A legal description of a property example is a technique to identify or precisely pinpoint the location of a specific piece of Legal definition of a property example. A street address indicates a physical location in the same manner as a legal description but not the same form. In some cases, they don’t even match.
Even when those characteristics are validated by surveying equipment, some legal descriptions are relatively simple and involve a lot and a block within a subdivision name.
It’s a bright idea to purchase title insurance to ensure that you own a piece of Legal description of property example. This protects you from human error that could jeopardize your ownership.
Metes and limits is a more typical legal term. This is a centuries-old public surveying system. Townships and ranges are divided into 640 acres each using this manner.

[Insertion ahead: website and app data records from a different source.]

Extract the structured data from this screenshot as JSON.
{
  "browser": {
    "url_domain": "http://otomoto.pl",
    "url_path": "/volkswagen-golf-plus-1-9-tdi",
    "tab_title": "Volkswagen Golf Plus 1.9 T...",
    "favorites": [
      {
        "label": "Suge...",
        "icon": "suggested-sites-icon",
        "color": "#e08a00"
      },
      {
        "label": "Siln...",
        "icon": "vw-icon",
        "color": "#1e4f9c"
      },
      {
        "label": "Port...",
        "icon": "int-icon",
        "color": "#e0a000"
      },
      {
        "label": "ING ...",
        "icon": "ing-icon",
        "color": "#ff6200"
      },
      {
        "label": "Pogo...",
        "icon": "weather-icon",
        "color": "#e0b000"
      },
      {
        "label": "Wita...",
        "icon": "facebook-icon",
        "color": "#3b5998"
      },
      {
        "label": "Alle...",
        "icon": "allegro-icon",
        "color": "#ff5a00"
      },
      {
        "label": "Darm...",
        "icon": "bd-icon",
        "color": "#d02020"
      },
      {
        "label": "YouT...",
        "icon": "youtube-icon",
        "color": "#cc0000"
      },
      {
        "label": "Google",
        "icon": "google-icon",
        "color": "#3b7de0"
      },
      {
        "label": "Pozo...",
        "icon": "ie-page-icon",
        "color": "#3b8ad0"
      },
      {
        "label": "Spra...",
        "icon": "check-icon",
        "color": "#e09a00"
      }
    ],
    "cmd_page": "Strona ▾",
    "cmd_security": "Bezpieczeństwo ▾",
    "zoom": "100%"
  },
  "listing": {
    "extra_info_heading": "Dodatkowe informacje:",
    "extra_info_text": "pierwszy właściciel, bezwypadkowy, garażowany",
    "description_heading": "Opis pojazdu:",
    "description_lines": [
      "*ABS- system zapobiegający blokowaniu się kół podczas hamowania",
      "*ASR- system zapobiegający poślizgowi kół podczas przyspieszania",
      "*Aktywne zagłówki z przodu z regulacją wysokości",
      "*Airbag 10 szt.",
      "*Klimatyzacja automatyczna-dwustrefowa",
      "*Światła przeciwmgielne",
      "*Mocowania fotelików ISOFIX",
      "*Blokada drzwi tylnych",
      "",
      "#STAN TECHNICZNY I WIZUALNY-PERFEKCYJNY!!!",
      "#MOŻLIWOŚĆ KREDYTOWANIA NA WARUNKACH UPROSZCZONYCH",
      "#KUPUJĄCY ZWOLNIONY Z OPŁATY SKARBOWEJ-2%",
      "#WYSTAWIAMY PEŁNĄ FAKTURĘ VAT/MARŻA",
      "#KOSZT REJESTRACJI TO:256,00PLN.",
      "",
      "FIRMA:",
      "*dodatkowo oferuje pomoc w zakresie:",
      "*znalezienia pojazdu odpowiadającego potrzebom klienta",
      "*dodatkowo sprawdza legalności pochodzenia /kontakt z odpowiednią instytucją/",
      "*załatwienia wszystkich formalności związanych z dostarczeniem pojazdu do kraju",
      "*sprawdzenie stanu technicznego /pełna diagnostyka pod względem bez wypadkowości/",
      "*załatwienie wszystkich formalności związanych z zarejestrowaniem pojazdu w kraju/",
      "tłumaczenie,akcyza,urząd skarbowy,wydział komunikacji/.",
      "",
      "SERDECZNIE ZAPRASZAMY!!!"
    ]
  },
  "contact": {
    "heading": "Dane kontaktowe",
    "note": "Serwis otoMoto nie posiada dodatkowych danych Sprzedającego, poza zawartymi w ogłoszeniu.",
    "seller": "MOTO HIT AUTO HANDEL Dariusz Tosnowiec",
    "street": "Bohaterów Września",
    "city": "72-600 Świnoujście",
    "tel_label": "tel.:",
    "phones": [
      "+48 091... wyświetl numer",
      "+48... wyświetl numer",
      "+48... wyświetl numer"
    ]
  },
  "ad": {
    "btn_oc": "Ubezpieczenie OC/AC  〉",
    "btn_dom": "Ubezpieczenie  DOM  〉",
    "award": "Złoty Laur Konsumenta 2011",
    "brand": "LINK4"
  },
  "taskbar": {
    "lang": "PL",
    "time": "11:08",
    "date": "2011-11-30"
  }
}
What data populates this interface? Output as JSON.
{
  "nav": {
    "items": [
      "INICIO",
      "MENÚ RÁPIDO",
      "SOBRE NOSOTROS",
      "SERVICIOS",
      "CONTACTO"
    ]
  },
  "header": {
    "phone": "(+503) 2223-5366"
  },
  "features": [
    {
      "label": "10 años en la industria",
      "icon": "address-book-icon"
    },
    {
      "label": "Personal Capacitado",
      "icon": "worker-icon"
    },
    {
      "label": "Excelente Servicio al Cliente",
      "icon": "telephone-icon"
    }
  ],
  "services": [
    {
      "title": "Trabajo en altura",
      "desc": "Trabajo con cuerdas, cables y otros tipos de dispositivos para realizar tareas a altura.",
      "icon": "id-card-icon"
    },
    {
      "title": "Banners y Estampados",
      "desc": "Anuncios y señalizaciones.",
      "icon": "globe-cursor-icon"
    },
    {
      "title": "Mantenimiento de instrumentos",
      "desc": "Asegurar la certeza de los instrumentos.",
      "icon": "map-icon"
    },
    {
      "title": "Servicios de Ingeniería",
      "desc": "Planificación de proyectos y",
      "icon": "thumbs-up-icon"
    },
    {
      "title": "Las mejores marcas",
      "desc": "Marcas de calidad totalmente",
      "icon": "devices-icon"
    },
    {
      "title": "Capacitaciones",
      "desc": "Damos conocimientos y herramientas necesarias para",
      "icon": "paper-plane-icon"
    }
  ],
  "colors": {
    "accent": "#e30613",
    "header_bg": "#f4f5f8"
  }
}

The legal description of a property example identifies a specific property’s position within its township, content, and section.
Each township, for example, is six square miles (23,040 acres) in size and is divided into 36 square sections, each of which is one square mile in length (or 640 acres).
Range lines run east and west, and townships run north and south. In 1785, the Governmental Land Surveys adopted the township and range system ever since.
This system is similar to a large grid of squares. To give you a sense of scale, each sector is 640 acres. A half-section is approximately 320 acres. One hundred sixty acres make into quarter sections. Eighty acres make up half of a quarter section. Forty acres is a quarter of a quarter portion.
If we were to refer to a 20-acre parcel of land as the south half of the southwest fourth of the southeast fourth of Section 32, T1N, we’d be talking about the south half of the southwest fourth of the southeast fourth of Section 32, T1N. That would be a relatively specific parcel of land to locate on a map. It becomes more challenging when metes and bounds are necessary to explain the position.
The starting point, often known as the POB, or “point of beginning,” would be designated in metes and bounds legal description. For example, you may start from the southwest corner of the southeast fourth of Section 32, T1N, and travel a specified distance to a specific degree. The legal description would take you in various degrees and angles until you had connected the line back to the beginning and made an exact map of your Legal description of property example.
You always begin with the point of beginning when describing metes and bounds legal description. PIQ is another commonly used abbreviation (“property in question”). Any property you’re discussing or giving directions.
You can create your legal description of the property with a protractor, which is how title searchers had to draw metes and bounds descriptions from courthouse grantor and grantee book entries in the past. This strategy was used in title searches to see if a document impacted the property they were looking for in the public records. The majority of this is now done on a computer.
It’s also not always accurate. Not only are metes and bounds not precise, consistent measurements, but lots and blocks might also be wrong by a few feet. You might be perplexed as to how that could happen. Often, it happens by chance.
Even though the legal description is a lot and a block, some title companies will do a survey.
You can sometimes dig up your corner marks, although this is more likely to happen on a property with acreage and metes and bounds description than on a lot and block.
The legal description of a property will be found in the deed. A deed in your area can usually be found on a local government’s website. For the most up-to-date information, looks at the most recent deed.
How can you update the legal description of a property?
Depending on the nature of the property, the exact technique for updating the legal description will differ.
The county and state in which the property is located must always be included in legal descriptions of real estate. A qualified licensed surveyor should be able to go back later and determine the property lines based on the report. Rectangular surveying, metes and bounds, and the lot and block systems are the most popular ways of creating legal descriptions.
As the United States expanded westward, the rectangular survey system was developed to identify the borders of broad swaths of territory. A grid of north-to-south lines known as meridians intersects with east-to-west lines known as baselines to form a grid. The intersection of these lines constitutes the starting point for the grid system’s central building block: the township. A township consists of a six-square-mile area divided into 36 one-square-mile pieces. Half sections, quarter sections, and smaller fractions of quarter sections can be subdivided further.
Metes and bounds is a survey procedure that involves tracing a property’s corners. The surveyor follows a compass heading for a set distance from an origin point until they reach a new topic or another property line. Anyone who followed the directions would stroll around the property’s perimeter.
Since its introduction by English colonists, the metes and bounds approach has been the primary survey method in the original colonies and elder states. Some of the language used reflects this. Distances are described in terms of rods and chains in several metes and bounds descriptions. These were standardized distance measuring methods for spaces more than a few yards or feet.
And this is all you want to know about the legal description of property examples.